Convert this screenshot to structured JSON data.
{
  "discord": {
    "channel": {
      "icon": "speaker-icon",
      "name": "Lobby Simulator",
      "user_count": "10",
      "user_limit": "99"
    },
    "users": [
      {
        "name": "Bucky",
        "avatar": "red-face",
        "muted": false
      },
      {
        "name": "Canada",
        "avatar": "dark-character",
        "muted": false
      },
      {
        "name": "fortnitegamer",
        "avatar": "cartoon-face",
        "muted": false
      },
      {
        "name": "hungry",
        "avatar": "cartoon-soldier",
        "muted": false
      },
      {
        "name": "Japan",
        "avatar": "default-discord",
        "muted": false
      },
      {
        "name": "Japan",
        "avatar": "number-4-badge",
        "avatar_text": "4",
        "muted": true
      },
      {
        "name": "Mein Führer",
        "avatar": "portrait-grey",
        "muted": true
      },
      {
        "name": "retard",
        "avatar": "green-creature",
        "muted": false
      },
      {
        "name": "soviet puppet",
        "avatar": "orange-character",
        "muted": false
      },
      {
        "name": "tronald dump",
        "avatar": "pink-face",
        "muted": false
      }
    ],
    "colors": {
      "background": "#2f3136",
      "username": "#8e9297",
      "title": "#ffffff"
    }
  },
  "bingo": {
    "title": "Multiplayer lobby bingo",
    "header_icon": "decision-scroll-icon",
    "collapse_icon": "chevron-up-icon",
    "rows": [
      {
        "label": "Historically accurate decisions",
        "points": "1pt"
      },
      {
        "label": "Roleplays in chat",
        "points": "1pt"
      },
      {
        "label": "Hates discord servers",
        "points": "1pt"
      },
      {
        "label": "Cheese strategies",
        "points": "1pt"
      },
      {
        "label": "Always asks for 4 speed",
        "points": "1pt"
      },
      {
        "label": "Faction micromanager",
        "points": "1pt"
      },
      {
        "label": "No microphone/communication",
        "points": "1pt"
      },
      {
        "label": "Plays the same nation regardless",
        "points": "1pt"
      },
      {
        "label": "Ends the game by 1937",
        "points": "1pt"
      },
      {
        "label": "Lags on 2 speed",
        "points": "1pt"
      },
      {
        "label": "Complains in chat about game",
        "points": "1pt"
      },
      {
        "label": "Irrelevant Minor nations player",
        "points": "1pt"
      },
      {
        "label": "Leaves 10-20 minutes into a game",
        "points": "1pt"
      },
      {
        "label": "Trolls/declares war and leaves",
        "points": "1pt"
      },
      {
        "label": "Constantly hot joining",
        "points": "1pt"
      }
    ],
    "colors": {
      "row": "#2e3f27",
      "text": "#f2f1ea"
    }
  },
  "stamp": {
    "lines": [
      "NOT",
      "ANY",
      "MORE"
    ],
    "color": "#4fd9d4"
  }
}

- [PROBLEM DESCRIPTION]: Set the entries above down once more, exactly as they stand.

- [RESPONSE TO THE TASK]:
Convert this screenshot to structured JSON data.
{
  "discord": {
    "channel": {
      "icon": "speaker-icon",
      "name": "Lobby Simulator",
      "user_count": "10",
      "user_limit": "99"
    },
    "users": [
      {
        "name": "Bucky",
        "avatar": "red-face",
        "muted": false
      },
      {
        "name": "Canada",
        "avatar": "dark-character",
        "muted": false
      },
      {
        "name": "fortnitegamer",
        "avatar": "cartoon-face",
        "muted": false
      },
      {
        "name": "hungry",
        "avatar": "cartoon-soldier",
        "muted": false
      },
      {
        "name": "Japan",
        "avatar": "default-discord",
        "muted": false
      },
      {
        "name": "Japan",
        "avatar": "number-4-badge",
        "avatar_text": "4",
        "muted": true
      },
      {
        "name": "Mein Führer",
        "avatar": "portrait-grey",
        "muted": true
      },
      {
        "name": "retard",
        "avatar": "green-creature",
        "muted": false
      },
      {
        "name": "soviet puppet",
        "avatar": "orange-character",
        "muted": false
      },
      {
        "name": "tronald dump",
        "avatar": "pink-face",
        "muted": false
      }
    ],
    "colors": {
      "background": "#2f3136",
      "username": "#8e9297",
      "title": "#ffffff"
    }
  },
  "bingo": {
    "title": "Multiplayer lobby bingo",
    "header_icon": "decision-scroll-icon",
    "collapse_icon": "chevron-up-icon",
    "rows": [
      {
        "label": "Historically accurate decisions",
        "points": "1pt"
      },
      {
        "label": "Roleplays in chat",
        "points": "1pt"
      },
      {
        "label": "Hates discord servers",
        "points": "1pt"
      },
      {
        "label": "Cheese strategies",
        "points": "1pt"
      },
      {
        "label": "Always asks for 4 speed",
        "points": "1pt"
      },
      {
        "label": "Faction micromanager",
        "points": "1pt"
      },
      {
        "label": "No microphone/communication",
        "points": "1pt"
      },
      {
        "label": "Plays the same nation regardless",
        "points": "1pt"
      },
      {
        "label": "Ends the game by 1937",
        "points": "1pt"
      },
      {
        "label": "Lags on 2 speed",
        "points": "1pt"
      },
      {
        "label": "Complains in chat about game",
        "points": "1pt"
      },
      {
        "label": "Irrelevant Minor nations player",
        "points": "1pt"
      },
      {
        "label": "Leaves 10-20 minutes into a game",
        "points": "1pt"
      },
      {
        "label": "Trolls/declares war and leaves",
        "points": "1pt"
      },
      {
        "label": "Constantly hot joining",
        "points": "1pt"
      }
    ],
    "colors": {
      "row": "#2e3f27",
      "text": "#f2f1ea"
    }
  },
  "stamp": {
    "lines": [
      "NOT",
      "ANY",
      "MORE"
    ],
    "color": "#4fd9d4"
  }
}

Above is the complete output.